Optimal levels of estrogen help to grow full thick hair, while low estrogen levels lead to thin and stalled hair growth, which eventually leads to hair loss. Through the years, a women will go through various cycles of highs and lows in estrogen levels. Puberty is typically associated with high estrogen levels as a woman starts to cycle through menstruation. Pregnancy typically increases hormone production, but once the baby has been delivered the mother can experience a drop in estrogen levels, which can result in thinning and loss of hair. Typically, this corrects itself as the woman's body heals and hormonal regulation returns to normal. The largest decline in estrogen levels is during menopause. Estrogen is secreted through the ovaries and adrenal glands. When a woman hits menopause, the ovaries’ estrogen production is significantly diminished, which puts an excess burden on the adrenals to produce it. However, as the adrenals are typically overburdened due to stress, symptoms of menopauses like hair loss and hot flashes occur prematurely and excessively for some. Nourishing the body and balancing stress levels will support gentle and graceful transitions.
Basak et al. reported 10 cases of periocular tinea which had been misdiagnosed for a long time before the correct diagnosis was made. Only two cases had the central clearing typical of tinea corporis, but all of them were associated with madarosis. There was an improvement in the lesions as well as the madarosis following treatment with topical and systemic antifungals.
Estrogen dominance is an extremely common imbalance and it can fuel thinning hair as well as an arms-length list of annoying symptoms, from bloating and PMS to irregular periods and infertility. Your first, best step in clearing excess estrogen from the body is doing a liver supportive detox. My 4-Day Hormone Detox has you eating fresh, nourishing foods for three meals a day, plus snacks. You won’t feel hungry or deprived and, most importantly, you will help kickstart hormonal healing. A hormone detox is one of the best first steps you can take to reverse thinning hair.

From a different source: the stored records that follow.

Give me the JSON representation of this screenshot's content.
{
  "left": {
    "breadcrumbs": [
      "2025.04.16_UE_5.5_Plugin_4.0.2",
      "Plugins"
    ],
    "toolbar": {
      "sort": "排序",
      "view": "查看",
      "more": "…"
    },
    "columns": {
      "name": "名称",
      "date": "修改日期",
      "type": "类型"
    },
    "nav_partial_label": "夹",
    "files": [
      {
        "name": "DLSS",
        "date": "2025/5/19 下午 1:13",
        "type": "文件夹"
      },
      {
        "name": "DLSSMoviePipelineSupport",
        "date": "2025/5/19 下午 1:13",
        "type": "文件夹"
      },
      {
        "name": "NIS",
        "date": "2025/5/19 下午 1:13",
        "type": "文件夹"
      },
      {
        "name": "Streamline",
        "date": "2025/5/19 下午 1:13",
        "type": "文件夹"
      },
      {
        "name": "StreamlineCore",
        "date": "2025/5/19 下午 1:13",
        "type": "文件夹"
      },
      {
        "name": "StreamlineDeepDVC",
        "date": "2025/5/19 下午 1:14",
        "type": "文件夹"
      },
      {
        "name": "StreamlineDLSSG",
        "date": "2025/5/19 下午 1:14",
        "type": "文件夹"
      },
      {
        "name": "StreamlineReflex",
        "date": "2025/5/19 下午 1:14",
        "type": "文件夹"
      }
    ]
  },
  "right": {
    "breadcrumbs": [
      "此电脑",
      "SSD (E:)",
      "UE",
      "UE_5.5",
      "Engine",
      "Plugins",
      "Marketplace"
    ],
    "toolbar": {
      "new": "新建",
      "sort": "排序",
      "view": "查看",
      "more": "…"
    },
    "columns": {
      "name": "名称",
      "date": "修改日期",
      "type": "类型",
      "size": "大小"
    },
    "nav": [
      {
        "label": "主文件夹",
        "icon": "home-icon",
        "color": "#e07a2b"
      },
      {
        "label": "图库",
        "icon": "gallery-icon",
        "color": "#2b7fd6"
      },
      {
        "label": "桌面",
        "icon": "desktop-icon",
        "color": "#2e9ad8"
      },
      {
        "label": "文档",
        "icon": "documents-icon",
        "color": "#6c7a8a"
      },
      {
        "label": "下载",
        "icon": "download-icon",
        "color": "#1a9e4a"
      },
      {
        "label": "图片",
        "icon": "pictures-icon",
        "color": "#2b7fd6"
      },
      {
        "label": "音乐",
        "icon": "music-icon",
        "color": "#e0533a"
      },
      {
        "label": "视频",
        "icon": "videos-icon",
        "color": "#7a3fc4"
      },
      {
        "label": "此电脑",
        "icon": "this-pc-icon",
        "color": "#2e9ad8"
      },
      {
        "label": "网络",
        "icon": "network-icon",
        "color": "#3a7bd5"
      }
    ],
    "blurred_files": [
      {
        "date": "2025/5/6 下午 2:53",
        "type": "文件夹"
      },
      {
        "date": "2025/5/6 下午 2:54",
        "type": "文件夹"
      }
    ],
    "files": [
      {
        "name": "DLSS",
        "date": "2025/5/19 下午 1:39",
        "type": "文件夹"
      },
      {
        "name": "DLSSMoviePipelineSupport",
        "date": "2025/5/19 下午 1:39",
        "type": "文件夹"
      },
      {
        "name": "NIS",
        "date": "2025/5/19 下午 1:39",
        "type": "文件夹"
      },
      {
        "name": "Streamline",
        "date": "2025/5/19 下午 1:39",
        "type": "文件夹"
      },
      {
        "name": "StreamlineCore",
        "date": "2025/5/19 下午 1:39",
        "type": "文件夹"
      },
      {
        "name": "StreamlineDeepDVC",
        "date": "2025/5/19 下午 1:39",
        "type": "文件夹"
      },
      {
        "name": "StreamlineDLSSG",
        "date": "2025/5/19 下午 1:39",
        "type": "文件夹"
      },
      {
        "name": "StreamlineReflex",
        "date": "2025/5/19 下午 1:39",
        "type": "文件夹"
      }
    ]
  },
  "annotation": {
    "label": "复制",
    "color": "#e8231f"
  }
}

Telogen effluvium is a condition where a large number of hair follicles enter the resting phase known as telogen. As these hairs may fall off, it is not replaced with new hair at the same area and this leads to a bald patch on the eyebrows. A number of hormonal factors (like with hypothyroidism and pregnancy) may be responsible and it is also related to certain diseases, nutritional deficiencies, chronic medication use and even metal toxicity. It is now also known that stress can push many more hair follicles than normal into this phase.
Hormones are cyclical. Testosterone levels in some men drop by 10 percent each decade after thirty. Women's hormone levels decline as menopause approaches and drop sharply during menopause and beyond. The cyclic nature of both our hair and hormones is one reason hair loss can increase in the short term even when you are experiencing a long-term slowdown of hair loss (and a long-term increase in hair growth) while on a treatment that controls hair loss.